- DESCRIPTION OF THE TASK -
In the records that follow, find each line with "Enter" and pull it out.

== DATA RECORDS ==

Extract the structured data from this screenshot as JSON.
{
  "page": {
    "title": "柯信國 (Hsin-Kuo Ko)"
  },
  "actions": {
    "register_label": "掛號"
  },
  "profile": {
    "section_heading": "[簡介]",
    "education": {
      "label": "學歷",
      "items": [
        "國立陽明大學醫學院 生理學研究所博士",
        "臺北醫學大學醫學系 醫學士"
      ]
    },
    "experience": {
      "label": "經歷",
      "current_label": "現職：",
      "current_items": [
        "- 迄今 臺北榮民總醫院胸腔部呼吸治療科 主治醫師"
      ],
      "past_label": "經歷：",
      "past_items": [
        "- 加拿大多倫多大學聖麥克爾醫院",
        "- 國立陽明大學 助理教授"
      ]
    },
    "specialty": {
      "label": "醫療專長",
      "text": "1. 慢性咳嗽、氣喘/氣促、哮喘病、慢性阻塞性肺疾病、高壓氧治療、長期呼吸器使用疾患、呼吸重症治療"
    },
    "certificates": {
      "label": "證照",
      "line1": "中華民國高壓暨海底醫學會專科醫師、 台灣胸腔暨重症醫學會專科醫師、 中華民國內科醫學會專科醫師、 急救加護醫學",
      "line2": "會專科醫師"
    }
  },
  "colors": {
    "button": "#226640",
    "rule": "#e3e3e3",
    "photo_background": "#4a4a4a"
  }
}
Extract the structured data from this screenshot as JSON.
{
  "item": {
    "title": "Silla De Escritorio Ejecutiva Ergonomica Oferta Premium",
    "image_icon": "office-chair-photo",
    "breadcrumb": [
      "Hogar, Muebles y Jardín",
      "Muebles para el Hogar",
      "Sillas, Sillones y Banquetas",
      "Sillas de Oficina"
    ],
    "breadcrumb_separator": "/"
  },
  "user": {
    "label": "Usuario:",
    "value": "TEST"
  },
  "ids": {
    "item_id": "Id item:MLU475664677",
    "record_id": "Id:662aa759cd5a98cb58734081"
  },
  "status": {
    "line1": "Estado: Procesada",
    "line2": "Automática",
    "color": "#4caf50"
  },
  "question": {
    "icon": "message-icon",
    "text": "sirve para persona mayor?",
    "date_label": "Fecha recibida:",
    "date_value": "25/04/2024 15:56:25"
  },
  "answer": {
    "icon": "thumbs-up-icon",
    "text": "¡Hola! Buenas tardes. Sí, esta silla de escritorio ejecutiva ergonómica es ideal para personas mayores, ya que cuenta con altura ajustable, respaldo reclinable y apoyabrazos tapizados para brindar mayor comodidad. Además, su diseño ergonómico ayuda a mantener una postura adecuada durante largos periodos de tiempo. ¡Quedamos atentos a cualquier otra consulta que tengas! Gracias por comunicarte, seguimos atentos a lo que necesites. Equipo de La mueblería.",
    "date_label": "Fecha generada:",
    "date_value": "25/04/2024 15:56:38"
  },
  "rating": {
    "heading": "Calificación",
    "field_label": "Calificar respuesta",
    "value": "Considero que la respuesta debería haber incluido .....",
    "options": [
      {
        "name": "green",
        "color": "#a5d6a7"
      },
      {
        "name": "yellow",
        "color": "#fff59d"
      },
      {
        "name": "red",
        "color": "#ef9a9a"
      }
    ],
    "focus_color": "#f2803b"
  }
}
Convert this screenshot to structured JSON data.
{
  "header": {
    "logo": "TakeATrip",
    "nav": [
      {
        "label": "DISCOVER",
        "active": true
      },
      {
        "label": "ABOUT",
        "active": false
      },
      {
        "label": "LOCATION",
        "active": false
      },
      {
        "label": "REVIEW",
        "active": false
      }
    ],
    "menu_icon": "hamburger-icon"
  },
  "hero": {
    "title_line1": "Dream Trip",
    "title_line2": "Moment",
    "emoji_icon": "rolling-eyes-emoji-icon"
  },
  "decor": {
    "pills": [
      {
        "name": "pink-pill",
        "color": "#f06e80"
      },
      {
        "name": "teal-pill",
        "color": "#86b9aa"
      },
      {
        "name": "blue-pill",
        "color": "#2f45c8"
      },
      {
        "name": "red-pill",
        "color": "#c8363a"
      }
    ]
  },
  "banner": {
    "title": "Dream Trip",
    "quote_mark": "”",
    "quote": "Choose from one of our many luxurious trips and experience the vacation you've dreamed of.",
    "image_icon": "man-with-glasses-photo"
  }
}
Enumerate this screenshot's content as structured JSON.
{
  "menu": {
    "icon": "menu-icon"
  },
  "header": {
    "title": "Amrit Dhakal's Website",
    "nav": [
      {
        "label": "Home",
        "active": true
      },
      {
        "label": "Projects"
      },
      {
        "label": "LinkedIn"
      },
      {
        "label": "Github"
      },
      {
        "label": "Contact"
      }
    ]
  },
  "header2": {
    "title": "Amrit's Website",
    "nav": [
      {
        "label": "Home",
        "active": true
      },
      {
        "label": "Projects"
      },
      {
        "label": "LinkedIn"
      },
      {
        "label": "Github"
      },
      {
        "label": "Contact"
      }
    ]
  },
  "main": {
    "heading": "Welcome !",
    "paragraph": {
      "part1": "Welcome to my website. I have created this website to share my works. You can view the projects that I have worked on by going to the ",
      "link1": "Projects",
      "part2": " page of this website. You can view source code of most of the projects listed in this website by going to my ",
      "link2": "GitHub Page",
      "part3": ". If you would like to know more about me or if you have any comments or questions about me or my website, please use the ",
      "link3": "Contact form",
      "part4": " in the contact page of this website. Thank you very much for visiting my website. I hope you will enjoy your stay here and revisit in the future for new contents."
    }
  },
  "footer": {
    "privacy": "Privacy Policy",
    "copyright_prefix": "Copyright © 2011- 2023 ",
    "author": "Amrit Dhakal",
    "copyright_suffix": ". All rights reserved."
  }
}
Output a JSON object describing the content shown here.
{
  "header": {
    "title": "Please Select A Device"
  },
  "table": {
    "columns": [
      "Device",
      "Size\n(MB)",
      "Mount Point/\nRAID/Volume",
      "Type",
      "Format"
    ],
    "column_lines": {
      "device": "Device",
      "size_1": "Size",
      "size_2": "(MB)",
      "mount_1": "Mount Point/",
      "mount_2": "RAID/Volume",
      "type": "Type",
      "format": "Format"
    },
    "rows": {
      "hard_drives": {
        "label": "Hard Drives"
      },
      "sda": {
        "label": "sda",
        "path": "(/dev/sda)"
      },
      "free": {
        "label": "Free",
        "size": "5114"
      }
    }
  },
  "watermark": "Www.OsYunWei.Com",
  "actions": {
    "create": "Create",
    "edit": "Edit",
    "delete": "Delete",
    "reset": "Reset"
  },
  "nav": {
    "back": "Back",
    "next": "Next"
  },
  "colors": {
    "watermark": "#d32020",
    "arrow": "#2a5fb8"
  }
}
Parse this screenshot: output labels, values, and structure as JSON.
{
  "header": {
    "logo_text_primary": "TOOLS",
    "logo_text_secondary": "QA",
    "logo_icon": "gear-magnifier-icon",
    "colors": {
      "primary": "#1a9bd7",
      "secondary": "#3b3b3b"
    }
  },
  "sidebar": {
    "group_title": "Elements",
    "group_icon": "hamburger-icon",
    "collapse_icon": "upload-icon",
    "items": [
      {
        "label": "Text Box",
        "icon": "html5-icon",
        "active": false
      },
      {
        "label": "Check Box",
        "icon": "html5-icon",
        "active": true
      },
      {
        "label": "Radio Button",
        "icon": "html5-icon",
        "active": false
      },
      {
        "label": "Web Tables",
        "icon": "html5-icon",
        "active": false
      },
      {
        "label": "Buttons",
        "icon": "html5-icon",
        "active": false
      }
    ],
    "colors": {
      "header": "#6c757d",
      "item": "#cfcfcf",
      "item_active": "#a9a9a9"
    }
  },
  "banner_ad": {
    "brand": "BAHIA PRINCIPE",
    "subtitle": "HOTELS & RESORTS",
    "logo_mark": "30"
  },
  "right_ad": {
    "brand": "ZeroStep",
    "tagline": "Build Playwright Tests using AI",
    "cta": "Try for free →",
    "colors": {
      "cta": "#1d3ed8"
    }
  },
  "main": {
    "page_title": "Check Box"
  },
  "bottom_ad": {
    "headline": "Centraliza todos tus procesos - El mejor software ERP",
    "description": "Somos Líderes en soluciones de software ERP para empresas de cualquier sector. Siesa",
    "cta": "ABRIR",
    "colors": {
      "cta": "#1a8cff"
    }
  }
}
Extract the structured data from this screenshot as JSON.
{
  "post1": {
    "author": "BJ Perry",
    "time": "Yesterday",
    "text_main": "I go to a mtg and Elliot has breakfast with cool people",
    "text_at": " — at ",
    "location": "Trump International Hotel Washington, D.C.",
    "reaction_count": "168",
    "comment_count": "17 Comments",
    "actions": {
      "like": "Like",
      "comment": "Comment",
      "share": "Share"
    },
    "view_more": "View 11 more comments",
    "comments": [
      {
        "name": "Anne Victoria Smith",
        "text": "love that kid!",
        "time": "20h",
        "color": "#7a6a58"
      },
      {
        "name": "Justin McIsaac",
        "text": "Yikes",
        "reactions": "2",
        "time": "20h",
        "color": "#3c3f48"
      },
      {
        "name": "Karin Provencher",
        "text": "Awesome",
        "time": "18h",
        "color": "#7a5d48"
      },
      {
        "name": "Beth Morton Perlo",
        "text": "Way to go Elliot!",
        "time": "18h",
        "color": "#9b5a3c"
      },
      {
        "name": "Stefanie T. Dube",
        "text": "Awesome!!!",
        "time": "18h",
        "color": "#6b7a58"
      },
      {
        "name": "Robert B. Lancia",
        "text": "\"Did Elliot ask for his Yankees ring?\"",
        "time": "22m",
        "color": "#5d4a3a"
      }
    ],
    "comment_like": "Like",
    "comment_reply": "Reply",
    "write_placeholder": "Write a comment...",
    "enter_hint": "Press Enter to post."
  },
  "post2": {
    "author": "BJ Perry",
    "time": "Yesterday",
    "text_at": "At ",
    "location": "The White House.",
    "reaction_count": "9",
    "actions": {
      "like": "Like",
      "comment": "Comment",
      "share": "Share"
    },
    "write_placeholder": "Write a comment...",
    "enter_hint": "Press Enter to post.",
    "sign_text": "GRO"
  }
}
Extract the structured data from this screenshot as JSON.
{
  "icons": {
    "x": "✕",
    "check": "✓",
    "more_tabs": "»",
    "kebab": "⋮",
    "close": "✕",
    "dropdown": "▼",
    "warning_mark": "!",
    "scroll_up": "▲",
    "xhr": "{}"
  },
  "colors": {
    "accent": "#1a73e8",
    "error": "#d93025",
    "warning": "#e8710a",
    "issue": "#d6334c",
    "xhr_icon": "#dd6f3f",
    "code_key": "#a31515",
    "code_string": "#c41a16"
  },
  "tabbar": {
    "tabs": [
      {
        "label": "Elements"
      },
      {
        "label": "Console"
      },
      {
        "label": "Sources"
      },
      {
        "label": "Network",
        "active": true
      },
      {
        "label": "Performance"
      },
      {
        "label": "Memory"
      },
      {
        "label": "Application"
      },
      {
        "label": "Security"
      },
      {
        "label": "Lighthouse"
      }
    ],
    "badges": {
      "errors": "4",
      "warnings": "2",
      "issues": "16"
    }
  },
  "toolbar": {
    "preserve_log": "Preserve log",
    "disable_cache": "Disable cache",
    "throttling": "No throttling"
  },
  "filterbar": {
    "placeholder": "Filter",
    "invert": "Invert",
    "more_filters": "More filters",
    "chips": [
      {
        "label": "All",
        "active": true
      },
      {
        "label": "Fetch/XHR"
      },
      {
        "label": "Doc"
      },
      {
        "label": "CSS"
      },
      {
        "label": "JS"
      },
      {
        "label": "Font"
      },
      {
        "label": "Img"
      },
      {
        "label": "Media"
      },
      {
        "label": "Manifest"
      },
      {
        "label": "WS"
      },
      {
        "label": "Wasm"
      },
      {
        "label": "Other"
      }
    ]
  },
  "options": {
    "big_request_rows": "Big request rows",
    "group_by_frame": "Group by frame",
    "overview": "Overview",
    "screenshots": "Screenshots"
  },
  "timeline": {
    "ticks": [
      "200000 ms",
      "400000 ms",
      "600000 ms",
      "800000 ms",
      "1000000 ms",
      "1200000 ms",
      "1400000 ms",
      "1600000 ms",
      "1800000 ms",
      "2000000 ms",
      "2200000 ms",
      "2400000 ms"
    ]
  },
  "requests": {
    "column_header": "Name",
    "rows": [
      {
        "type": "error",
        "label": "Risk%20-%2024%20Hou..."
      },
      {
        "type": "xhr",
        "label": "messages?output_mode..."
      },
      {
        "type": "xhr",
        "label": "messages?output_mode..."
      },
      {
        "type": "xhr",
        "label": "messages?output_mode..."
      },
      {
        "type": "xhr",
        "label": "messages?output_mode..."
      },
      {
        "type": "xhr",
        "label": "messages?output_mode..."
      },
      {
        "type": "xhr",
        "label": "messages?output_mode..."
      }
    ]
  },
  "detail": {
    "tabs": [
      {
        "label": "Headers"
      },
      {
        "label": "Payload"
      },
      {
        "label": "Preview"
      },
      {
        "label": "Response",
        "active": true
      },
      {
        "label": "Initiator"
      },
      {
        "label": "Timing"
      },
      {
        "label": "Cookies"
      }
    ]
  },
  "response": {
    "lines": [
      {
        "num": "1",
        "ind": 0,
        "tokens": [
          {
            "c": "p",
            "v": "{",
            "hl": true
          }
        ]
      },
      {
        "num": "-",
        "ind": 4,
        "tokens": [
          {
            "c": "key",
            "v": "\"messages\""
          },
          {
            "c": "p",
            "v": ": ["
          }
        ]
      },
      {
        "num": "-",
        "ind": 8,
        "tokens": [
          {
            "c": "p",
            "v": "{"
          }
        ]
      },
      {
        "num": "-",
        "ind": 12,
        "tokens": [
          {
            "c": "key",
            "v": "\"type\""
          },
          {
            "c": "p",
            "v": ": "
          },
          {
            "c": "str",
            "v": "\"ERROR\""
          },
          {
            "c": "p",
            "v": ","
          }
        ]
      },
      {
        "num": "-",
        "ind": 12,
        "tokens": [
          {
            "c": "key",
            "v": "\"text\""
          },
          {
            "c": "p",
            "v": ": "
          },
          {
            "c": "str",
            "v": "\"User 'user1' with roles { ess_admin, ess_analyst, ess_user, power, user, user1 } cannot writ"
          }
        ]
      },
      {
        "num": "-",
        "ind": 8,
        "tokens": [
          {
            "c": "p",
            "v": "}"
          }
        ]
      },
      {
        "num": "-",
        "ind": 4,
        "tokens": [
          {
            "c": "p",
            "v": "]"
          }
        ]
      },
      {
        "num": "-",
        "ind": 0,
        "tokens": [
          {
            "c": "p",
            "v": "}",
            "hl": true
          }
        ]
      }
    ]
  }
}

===

- SOLUTION -
    "enter_hint": "Press Enter to post."
    "enter_hint": "Press Enter to post.",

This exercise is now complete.